Instructions to follow –
Reproduce the records word for word, apart from the images they contain.

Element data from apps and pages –
════

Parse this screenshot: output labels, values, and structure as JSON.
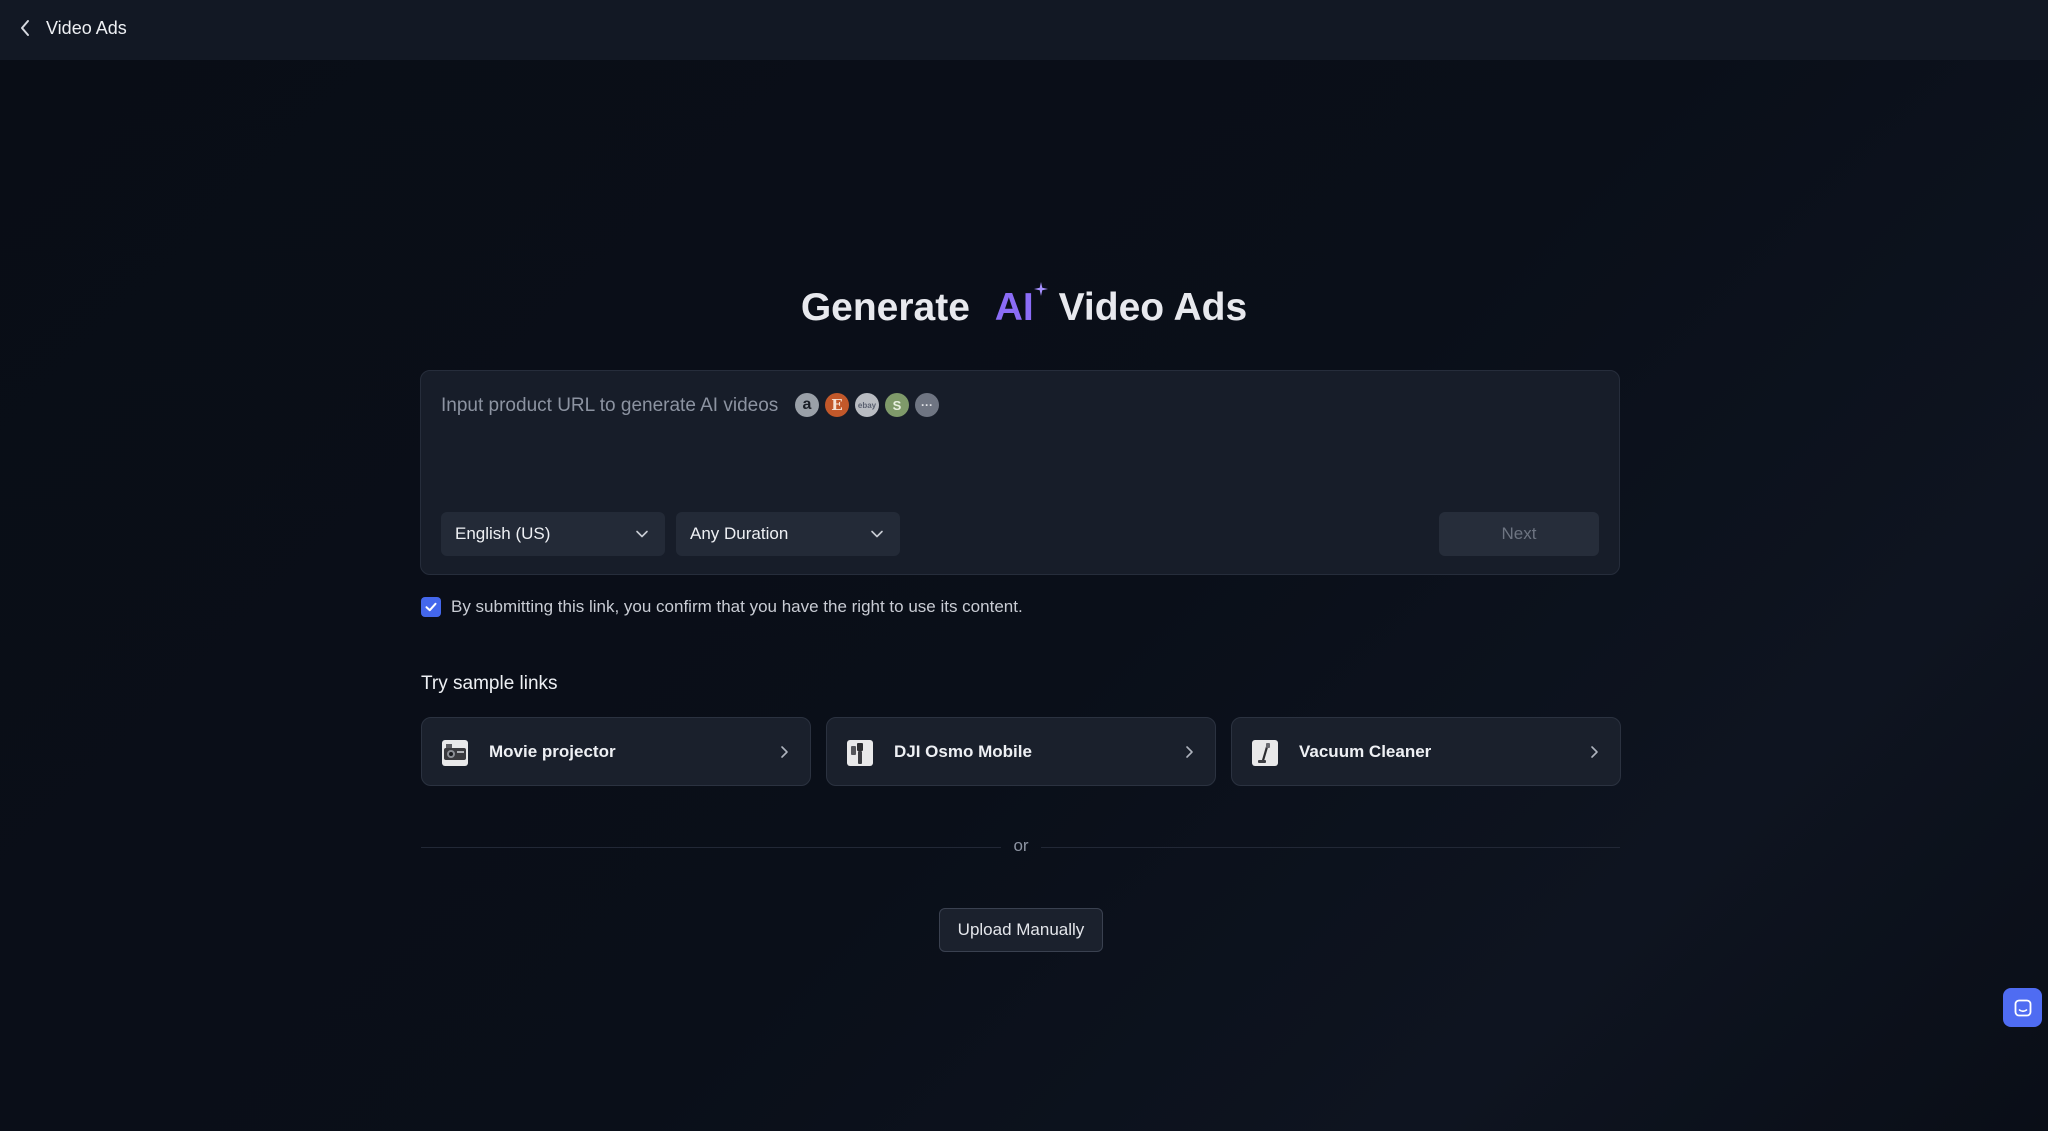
{
  "header": {
    "title": "Video Ads",
    "back_icon": "chevron-left-icon"
  },
  "hero": {
    "prefix": "Generate",
    "highlight": "AI",
    "suffix": "Video Ads",
    "highlight_color": "#8b6cf6"
  },
  "url_input": {
    "placeholder": "Input product URL to generate AI videos",
    "platform_icons": [
      {
        "name": "amazon-icon",
        "glyph": "a"
      },
      {
        "name": "etsy-icon",
        "glyph": "E"
      },
      {
        "name": "ebay-icon",
        "glyph": "ebay"
      },
      {
        "name": "shopify-icon",
        "glyph": "S"
      },
      {
        "name": "more-icon",
        "glyph": "···"
      }
    ]
  },
  "language_select": {
    "value": "English (US)"
  },
  "duration_select": {
    "value": "Any Duration"
  },
  "next_button": {
    "label": "Next"
  },
  "consent": {
    "checked": true,
    "text": "By submitting this link, you confirm that you have the right to use its content."
  },
  "samples": {
    "title": "Try sample links",
    "items": [
      {
        "label": "Movie projector"
      },
      {
        "label": "DJI Osmo Mobile"
      },
      {
        "label": "Vacuum Cleaner"
      }
    ]
  },
  "divider": {
    "text": "or"
  },
  "upload_button": {
    "label": "Upload Manually"
  },
  "colors": {
    "accent": "#4467ec",
    "chat_button": "#4f6cf2",
    "background": "#0a0f19"
  }
}
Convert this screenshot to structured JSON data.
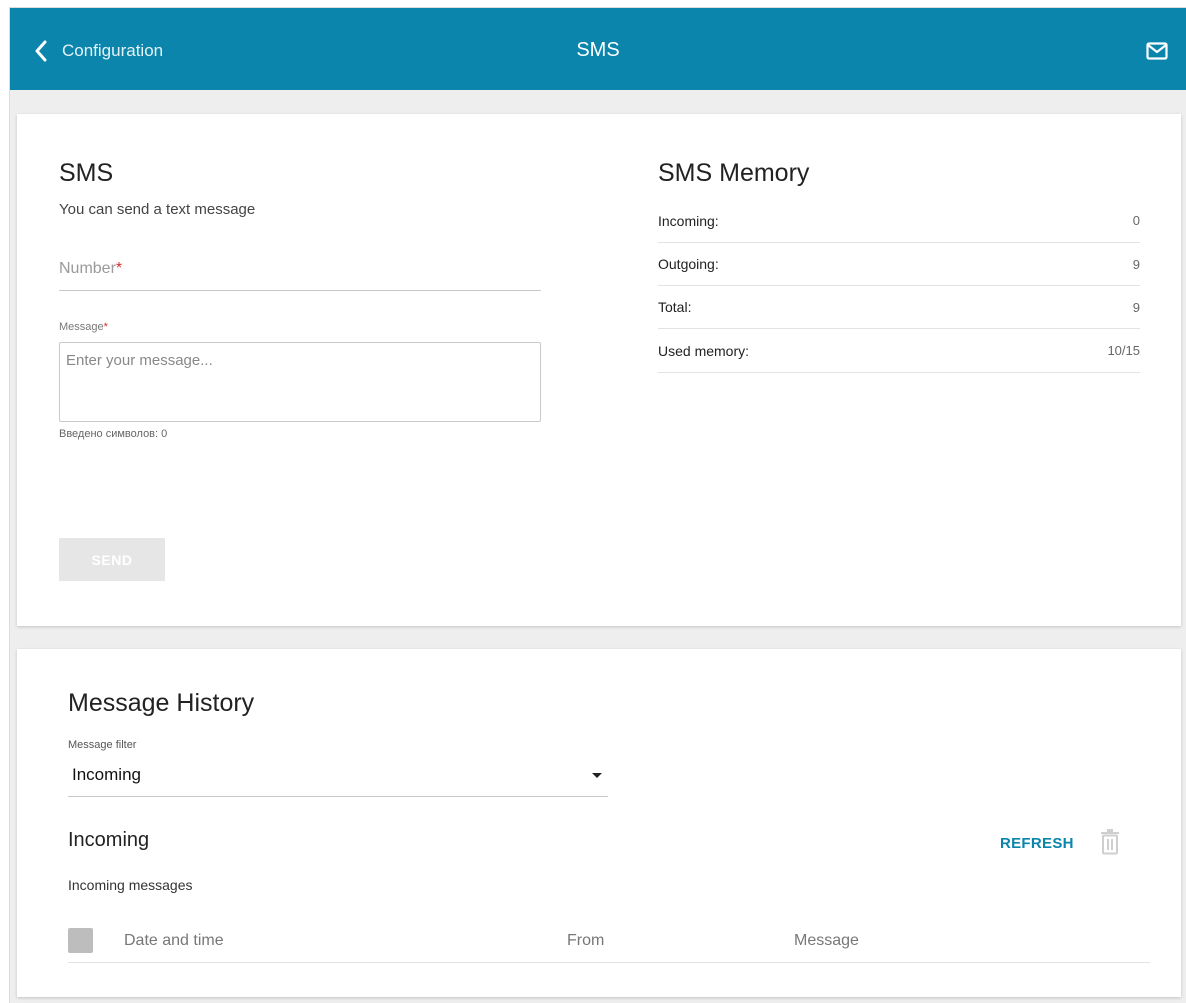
{
  "header": {
    "back_label": "Configuration",
    "title": "SMS",
    "background_color": "#0b85ab",
    "icons": [
      "chevron-left-icon",
      "mail-icon"
    ]
  },
  "sms": {
    "title": "SMS",
    "subtitle": "You can send a text message",
    "number_label": "Number",
    "required_mark": "*",
    "message_label": "Message",
    "message_placeholder": "Enter your message...",
    "message_value": "",
    "number_value": "",
    "char_count": "Введено символов: 0",
    "send_label": "SEND"
  },
  "memory": {
    "title": "SMS Memory",
    "rows": [
      {
        "label": "Incoming:",
        "value": "0"
      },
      {
        "label": "Outgoing:",
        "value": "9"
      },
      {
        "label": "Total:",
        "value": "9"
      },
      {
        "label": "Used memory:",
        "value": "10/15"
      }
    ]
  },
  "history": {
    "title": "Message History",
    "filter_label": "Message filter",
    "filter_value": "Incoming",
    "section_title": "Incoming",
    "refresh_label": "REFRESH",
    "section_subtitle": "Incoming messages",
    "columns": [
      "Date and time",
      "From",
      "Message"
    ],
    "accent_color": "#0b85ab"
  }
}
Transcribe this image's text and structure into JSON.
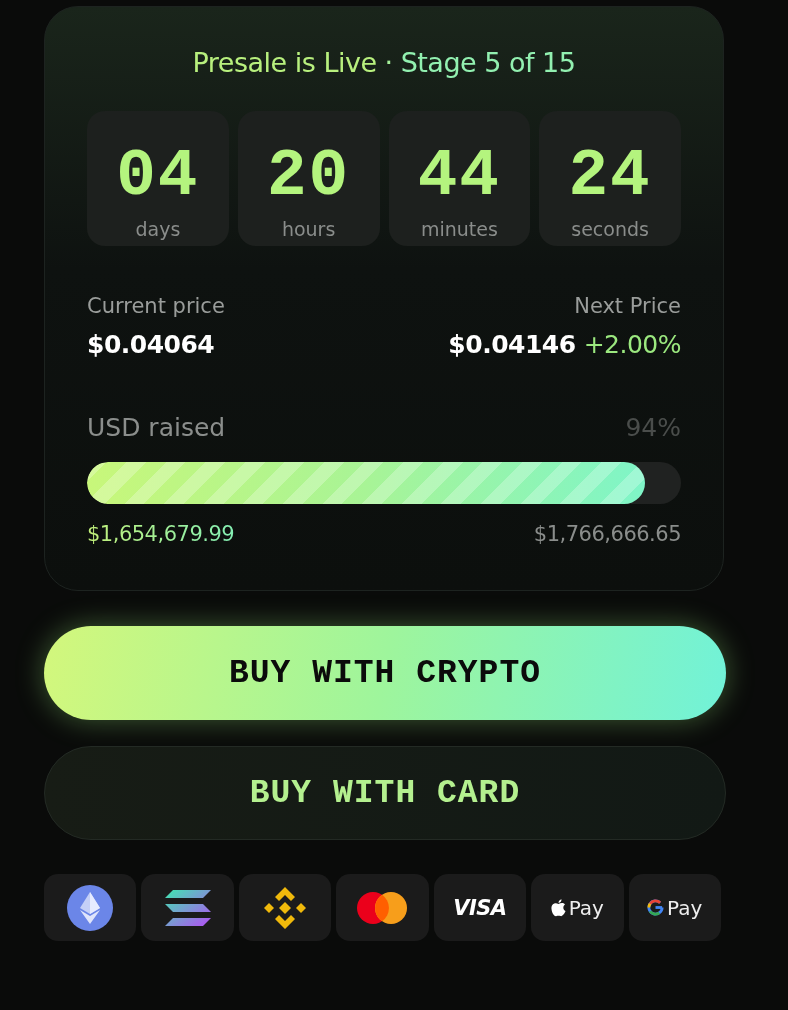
{
  "header": {
    "status": "Presale is Live",
    "separator": "·",
    "stage": "Stage 5 of 15"
  },
  "countdown": [
    {
      "value": "04",
      "unit": "days"
    },
    {
      "value": "20",
      "unit": "hours"
    },
    {
      "value": "44",
      "unit": "minutes"
    },
    {
      "value": "24",
      "unit": "seconds"
    }
  ],
  "prices": {
    "current_label": "Current price",
    "current_value": "$0.04064",
    "next_label": "Next Price",
    "next_value": "$0.04146",
    "next_change": "+2.00%"
  },
  "raised": {
    "label": "USD raised",
    "percent": "94%",
    "level": 0.94,
    "amount": "$1,654,679.99",
    "target": "$1,766,666.65"
  },
  "buttons": [
    {
      "label": "BUY WITH CRYPTO",
      "kind": "primary"
    },
    {
      "label": "BUY WITH CARD",
      "kind": "secondary"
    }
  ],
  "payment_methods": [
    {
      "kind": "eth"
    },
    {
      "kind": "sol"
    },
    {
      "kind": "bnb"
    },
    {
      "kind": "mastercard"
    },
    {
      "kind": "visa",
      "label": "VISA"
    },
    {
      "kind": "applepay",
      "label": "Pay"
    },
    {
      "kind": "gpay",
      "label": "Pay"
    }
  ]
}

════

Response box –
Parse this screenshot: output labels, values, and structure as JSON.
{
  "header": {
    "title": "Video Ads",
    "back_icon": "chevron-left-icon"
  },
  "hero": {
    "prefix": "Generate",
    "highlight": "AI",
    "suffix": "Video Ads",
    "highlight_color": "#8b6cf6"
  },
  "url_input": {
    "placeholder": "Input product URL to generate AI videos",
    "platform_icons": [
      {
        "name": "amazon-icon",
        "glyph": "a"
      },
      {
        "name": "etsy-icon",
        "glyph": "E"
      },
      {
        "name": "ebay-icon",
        "glyph": "ebay"
      },
      {
        "name": "shopify-icon",
        "glyph": "S"
      },
      {
        "name": "more-icon",
        "glyph": "···"
      }
    ]
  },
  "language_select": {
    "value": "English (US)"
  },
  "duration_select": {
    "value": "Any Duration"
  },
  "next_button": {
    "label": "Next"
  },
  "consent": {
    "checked": true,
    "text": "By submitting this link, you confirm that you have the right to use its content."
  },
  "samples": {
    "title": "Try sample links",
    "items": [
      {
        "label": "Movie projector"
      },
      {
        "label": "DJI Osmo Mobile"
      },
      {
        "label": "Vacuum Cleaner"
      }
    ]
  },
  "divider": {
    "text": "or"
  },
  "upload_button": {
    "label": "Upload Manually"
  },
  "colors": {
    "accent": "#4467ec",
    "chat_button": "#4f6cf2",
    "background": "#0a0f19"
  }
}
Convert this screenshot to structured JSON data.
{
  "header": {
    "back_label": "Configuration",
    "title": "SMS",
    "background_color": "#0b85ab",
    "icons": [
      "chevron-left-icon",
      "mail-icon"
    ]
  },
  "sms": {
    "title": "SMS",
    "subtitle": "You can send a text message",
    "number_label": "Number",
    "required_mark": "*",
    "message_label": "Message",
    "message_placeholder": "Enter your message...",
    "message_value": "",
    "number_value": "",
    "char_count": "Введено символов: 0",
    "send_label": "SEND"
  },
  "memory": {
    "title": "SMS Memory",
    "rows": [
      {
        "label": "Incoming:",
        "value": "0"
      },
      {
        "label": "Outgoing:",
        "value": "9"
      },
      {
        "label": "Total:",
        "value": "9"
      },
      {
        "label": "Used memory:",
        "value": "10/15"
      }
    ]
  },
  "history": {
    "title": "Message History",
    "filter_label": "Message filter",
    "filter_value": "Incoming",
    "section_title": "Incoming",
    "refresh_label": "REFRESH",
    "section_subtitle": "Incoming messages",
    "columns": [
      "Date and time",
      "From",
      "Message"
    ],
    "accent_color": "#0b85ab"
  }
}
Transcribe this image's text and structure into JSON.
{
  "header": {
    "status": "Presale is Live",
    "separator": "·",
    "stage": "Stage 5 of 15"
  },
  "countdown": [
    {
      "value": "04",
      "unit": "days"
    },
    {
      "value": "20",
      "unit": "hours"
    },
    {
      "value": "44",
      "unit": "minutes"
    },
    {
      "value": "24",
      "unit": "seconds"
    }
  ],
  "prices": {
    "current_label": "Current price",
    "current_value": "$0.04064",
    "next_label": "Next Price",
    "next_value": "$0.04146",
    "next_change": "+2.00%"
  },
  "raised": {
    "label": "USD raised",
    "percent": "94%",
    "level": 0.94,
    "amount": "$1,654,679.99",
    "target": "$1,766,666.65"
  },
  "buttons": [
    {
      "label": "BUY WITH CRYPTO",
      "kind": "primary"
    },
    {
      "label": "BUY WITH CARD",
      "kind": "secondary"
    }
  ],
  "payment_methods": [
    {
      "kind": "eth"
    },
    {
      "kind": "sol"
    },
    {
      "kind": "bnb"
    },
    {
      "kind": "mastercard"
    },
    {
      "kind": "visa",
      "label": "VISA"
    },
    {
      "kind": "applepay",
      "label": "Pay"
    },
    {
      "kind": "gpay",
      "label": "Pay"
    }
  ]
}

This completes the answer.